In his presentation, Neylon offers these words of advice to those who seek to advance open science: “Make your work available, let others build on it, to increase your impact. Be clear about what you want and expect, and give that information in context. Build your network. It’s your most valuable asset.”
This advice has been applicable since the earliest days of the grand consensus process we call science. The difference is that now there are fewer constraints. New social media enrich our possibilities for networking and discovery. Talent will rise more quickly now, and talented people will more quickly find each other to create outstanding teams. Mentors, collaborators and assistants will be found more easily. Less time and talent will be wasted. Ideas will mature more quickly and will be shared globally.
Because all the geosciences focus on the same Earth, and because our civilization’s survival depends on critical interdisciplinary geosciences such as ecology and climate science, it is geoscientists and their institutional partners who should be paying the most attention to open science.

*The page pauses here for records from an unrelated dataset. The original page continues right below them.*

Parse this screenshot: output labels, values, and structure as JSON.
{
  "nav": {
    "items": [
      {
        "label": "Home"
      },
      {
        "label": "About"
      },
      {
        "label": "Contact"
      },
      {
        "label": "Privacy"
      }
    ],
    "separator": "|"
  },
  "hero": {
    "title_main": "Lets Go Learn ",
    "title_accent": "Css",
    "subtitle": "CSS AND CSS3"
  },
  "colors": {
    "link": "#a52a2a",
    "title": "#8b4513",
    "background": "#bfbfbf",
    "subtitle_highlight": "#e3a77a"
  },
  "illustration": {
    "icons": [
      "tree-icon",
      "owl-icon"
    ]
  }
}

One essential enabler of open science and associated new opportunities in science will be open standards that enable fluid publishing, discovery, assessment, access and use of data, sensors and processing services. The Board, members and staff of the OGC encourage members of the geoscience community to learn more about these standards.
3 “What Technology Wants” Kevin Kelly. Penguin Group. 2010. Page 352.
5 Kelly p 335
9 “The Medium is the Massage.” http://en.wikipedia.org/wiki/The_Medium_Is_the_Massage
10 Cameron Neylon presentation http://www.slideshare.net/CameronNeylon/nesta-science-in-society, NESTA – Science in Society conference in 2009, slides 30-32
11 Lakhani, K., & von Hippel, E. (2003). How Open Source Software Works: ÛÏFreeÛ User-to-User Assistance. Research Policy, 32, 923-943.
12 Science 11 February 2011: Vol. 331 no. 6018 pp. 698-699, “May the Best Analyst Win,” by Jennifer Carpenter.